On Monday this week a worker on a construction site in central London, a former US naval building in Grosvenor Square, died after the building he was working on partially collapsed. At least one other person had to be treated treated for minor injuries.
Accidents on construction sites are all too common. In the period 2012/3 148 people were killed as a result of an accident at work. 39 of these worked in the construction industry. According to statistics from the Health and Safety Executive, although it accounts for only about 5% of the employees in Britain the industry accounts for 27% of fatal injuries to employees and 10% of reported major injuries.
The incident on Monday was a tragic accident that made the headlines. But there are other hazards faced by construction workers that don’t appear in the news. Construction workers can be exposed to various hazardous agents that can have a major impact on their health, the most important including
- asbestos – although no longer used in Europe it can be present in older buildings and workers can be exposed to asbestos containing dust during refurbishment and demolition work
- respirable crystalline silica – present in many materials used in construction of buildings
- diesel exhaust emissions – diesel powered vehicles and equipment are commonly used on construction sites
According to the HSE exposure to these agents has resulted in
- About 3 700 occupational cancer cases are estimated to arise each year as a result of past exposures in the construction sector;
- There were an estimated 74 thousand total cases and 31 thousand new cases of work-related ill health during 2012/13
- over 500 construction workers are believed to die from exposure to silica dust every year.
Construction workers can also be exposed to other chemicals, such as solvents which are present in paints, adhesives and other products. And they can be exposed to physical hazards such as noise, vibration and solar radiation.

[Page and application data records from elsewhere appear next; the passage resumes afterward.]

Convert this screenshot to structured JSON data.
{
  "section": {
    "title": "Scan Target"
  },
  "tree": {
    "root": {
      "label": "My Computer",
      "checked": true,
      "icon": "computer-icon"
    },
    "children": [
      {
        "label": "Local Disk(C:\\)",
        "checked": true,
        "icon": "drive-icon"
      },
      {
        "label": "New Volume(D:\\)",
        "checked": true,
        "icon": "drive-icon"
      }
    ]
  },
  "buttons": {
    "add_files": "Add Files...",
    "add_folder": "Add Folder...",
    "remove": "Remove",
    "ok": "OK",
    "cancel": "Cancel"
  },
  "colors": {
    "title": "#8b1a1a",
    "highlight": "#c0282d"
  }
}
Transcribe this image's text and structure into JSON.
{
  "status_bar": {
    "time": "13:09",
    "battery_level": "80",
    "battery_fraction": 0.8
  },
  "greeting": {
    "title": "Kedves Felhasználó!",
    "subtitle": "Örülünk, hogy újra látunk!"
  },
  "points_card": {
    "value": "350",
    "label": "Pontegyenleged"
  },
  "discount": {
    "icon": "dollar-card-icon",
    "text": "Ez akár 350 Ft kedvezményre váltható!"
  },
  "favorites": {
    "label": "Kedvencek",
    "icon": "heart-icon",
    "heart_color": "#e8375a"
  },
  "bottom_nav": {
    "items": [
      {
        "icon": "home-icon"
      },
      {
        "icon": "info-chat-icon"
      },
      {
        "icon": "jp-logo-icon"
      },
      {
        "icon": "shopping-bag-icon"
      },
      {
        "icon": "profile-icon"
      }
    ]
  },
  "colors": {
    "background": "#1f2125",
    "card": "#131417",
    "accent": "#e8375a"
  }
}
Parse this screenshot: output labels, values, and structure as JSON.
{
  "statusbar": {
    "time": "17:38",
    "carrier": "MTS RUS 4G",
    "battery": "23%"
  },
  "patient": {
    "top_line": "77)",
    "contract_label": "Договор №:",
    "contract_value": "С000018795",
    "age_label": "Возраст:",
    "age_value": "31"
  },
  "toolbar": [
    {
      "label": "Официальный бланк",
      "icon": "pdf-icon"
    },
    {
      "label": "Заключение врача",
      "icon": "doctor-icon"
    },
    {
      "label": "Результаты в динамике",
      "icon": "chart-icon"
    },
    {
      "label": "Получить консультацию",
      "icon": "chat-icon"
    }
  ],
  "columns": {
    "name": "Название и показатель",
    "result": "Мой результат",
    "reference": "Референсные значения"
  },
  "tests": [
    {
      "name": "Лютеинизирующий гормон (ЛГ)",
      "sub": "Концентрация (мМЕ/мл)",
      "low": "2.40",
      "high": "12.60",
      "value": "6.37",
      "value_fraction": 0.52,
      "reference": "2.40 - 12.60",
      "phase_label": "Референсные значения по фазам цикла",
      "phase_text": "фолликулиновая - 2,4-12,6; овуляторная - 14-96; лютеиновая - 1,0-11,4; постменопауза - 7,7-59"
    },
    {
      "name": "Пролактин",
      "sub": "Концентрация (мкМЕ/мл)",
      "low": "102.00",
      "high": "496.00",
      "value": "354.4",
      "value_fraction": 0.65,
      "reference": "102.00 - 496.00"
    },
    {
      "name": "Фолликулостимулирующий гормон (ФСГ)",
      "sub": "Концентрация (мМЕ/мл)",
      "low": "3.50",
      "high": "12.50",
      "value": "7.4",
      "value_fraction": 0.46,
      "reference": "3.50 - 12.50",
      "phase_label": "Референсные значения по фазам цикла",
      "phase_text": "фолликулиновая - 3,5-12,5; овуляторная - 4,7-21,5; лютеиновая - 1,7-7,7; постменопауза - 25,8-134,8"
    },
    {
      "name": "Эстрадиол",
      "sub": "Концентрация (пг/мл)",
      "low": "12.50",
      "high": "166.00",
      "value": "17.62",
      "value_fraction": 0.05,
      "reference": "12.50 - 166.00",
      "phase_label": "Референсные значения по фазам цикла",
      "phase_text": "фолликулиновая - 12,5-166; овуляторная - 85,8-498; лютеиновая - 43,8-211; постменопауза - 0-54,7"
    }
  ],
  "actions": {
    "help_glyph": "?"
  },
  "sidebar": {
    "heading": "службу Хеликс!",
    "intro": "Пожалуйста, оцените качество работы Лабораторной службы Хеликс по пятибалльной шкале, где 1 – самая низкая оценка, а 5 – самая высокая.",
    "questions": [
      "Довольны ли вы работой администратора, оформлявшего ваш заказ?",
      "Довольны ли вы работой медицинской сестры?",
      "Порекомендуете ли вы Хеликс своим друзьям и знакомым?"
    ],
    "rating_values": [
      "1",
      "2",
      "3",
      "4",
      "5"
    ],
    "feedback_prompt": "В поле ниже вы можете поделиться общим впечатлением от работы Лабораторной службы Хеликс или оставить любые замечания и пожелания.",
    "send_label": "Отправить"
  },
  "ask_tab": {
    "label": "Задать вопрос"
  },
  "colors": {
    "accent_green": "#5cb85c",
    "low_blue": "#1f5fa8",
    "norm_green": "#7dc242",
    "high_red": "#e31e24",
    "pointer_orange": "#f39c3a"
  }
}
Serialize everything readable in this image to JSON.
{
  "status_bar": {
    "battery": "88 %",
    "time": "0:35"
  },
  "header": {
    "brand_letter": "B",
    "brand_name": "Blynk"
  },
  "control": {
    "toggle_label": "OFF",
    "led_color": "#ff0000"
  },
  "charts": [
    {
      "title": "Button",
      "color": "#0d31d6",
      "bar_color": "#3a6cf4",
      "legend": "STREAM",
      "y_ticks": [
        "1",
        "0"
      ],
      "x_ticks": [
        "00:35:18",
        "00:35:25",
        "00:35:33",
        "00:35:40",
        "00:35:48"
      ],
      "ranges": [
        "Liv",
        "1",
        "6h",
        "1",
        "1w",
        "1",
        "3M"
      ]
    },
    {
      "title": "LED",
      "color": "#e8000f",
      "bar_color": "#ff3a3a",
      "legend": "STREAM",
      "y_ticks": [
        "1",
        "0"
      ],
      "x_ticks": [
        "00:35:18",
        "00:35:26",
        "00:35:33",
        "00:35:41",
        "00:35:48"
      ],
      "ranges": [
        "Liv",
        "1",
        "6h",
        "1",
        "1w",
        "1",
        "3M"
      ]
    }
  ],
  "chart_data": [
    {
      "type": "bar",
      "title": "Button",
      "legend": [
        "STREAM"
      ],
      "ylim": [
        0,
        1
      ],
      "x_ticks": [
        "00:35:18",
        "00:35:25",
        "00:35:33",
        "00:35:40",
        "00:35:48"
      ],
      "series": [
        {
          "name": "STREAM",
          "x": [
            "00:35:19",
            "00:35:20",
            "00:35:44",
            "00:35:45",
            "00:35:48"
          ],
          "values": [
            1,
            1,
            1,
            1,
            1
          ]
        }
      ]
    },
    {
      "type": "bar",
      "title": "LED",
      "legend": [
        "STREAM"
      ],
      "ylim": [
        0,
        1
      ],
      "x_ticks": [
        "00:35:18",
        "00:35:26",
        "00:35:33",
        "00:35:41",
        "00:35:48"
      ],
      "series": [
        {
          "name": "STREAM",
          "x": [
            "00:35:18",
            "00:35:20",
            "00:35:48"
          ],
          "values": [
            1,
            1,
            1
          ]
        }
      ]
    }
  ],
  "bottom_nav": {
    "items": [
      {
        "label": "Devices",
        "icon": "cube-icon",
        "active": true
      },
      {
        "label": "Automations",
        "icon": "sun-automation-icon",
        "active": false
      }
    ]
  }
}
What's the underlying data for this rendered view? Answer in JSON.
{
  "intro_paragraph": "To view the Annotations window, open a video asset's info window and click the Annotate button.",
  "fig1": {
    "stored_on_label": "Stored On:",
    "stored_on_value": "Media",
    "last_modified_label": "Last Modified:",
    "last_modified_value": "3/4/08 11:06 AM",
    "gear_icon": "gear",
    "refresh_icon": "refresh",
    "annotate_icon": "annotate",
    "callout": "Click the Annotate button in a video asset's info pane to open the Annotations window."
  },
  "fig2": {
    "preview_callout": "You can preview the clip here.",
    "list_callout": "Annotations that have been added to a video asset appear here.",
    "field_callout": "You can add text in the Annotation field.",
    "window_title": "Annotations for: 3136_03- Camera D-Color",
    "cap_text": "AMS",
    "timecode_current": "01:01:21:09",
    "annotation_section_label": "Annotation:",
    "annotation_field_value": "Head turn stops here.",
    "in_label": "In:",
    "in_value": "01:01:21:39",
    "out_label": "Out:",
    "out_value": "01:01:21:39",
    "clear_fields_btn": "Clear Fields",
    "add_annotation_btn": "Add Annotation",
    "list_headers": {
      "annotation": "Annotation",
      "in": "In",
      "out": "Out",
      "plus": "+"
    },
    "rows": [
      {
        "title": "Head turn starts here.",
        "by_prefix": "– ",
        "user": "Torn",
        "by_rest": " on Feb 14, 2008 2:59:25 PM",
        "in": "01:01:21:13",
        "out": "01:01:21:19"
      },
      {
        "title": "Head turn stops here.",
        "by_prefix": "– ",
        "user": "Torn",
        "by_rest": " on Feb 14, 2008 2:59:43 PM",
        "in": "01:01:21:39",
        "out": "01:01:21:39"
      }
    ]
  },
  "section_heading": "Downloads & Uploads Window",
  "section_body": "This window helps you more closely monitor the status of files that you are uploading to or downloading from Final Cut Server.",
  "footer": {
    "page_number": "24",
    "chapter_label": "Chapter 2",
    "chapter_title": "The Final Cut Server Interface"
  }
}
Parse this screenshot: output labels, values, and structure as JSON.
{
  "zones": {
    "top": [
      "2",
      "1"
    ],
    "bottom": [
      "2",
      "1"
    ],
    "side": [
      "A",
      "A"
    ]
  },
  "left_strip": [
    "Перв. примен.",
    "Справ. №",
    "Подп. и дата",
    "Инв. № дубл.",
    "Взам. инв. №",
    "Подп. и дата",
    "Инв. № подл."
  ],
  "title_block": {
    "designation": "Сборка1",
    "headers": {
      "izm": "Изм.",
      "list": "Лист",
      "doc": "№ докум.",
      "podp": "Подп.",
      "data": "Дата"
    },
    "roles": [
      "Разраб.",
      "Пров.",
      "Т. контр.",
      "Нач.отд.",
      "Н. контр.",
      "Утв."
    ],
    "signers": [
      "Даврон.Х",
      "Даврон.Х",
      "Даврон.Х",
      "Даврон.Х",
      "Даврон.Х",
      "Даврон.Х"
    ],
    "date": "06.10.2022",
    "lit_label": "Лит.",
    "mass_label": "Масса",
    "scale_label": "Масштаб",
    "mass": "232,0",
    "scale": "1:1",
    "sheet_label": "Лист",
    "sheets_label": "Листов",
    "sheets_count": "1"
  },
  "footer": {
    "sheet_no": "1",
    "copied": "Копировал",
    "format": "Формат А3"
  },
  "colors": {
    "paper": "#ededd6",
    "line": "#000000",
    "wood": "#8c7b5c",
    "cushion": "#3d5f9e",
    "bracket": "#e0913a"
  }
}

The health effects from all these agents don’t appear over night. They are long term, sometimes only appearing many years after first exposure. So it’s easy to ignore them – but they are responsible for considerable more deaths than accidents at work. An article in the Observer last Sunday reported that last year there were 2,500 deaths due to asbestos exposure, 500 due to respirable crystalline silica exposure and 200 from diesel exhaust emissions. So 3,200 deaths due to exposure to hazardous substances compared to 39 due to accidents. A ratio of more than 80 to 1.
And it’s not just about fatalities. Occupational disease also affect quality of life. The HSE has estimated that averaged over the period 2009/10 to 2011/12 74,000 people whose current or most recent job in the last year was in construction, suffered from an illness (longstanding and new cases) which was caused or made worse by this job.
It’s important that employers make strenuous efforts to ensure the safety of their employees while working on construction sites to prevent tragedies like the accident that occurred last Monday. But, in addition, more attention needs to be paid to those health risks.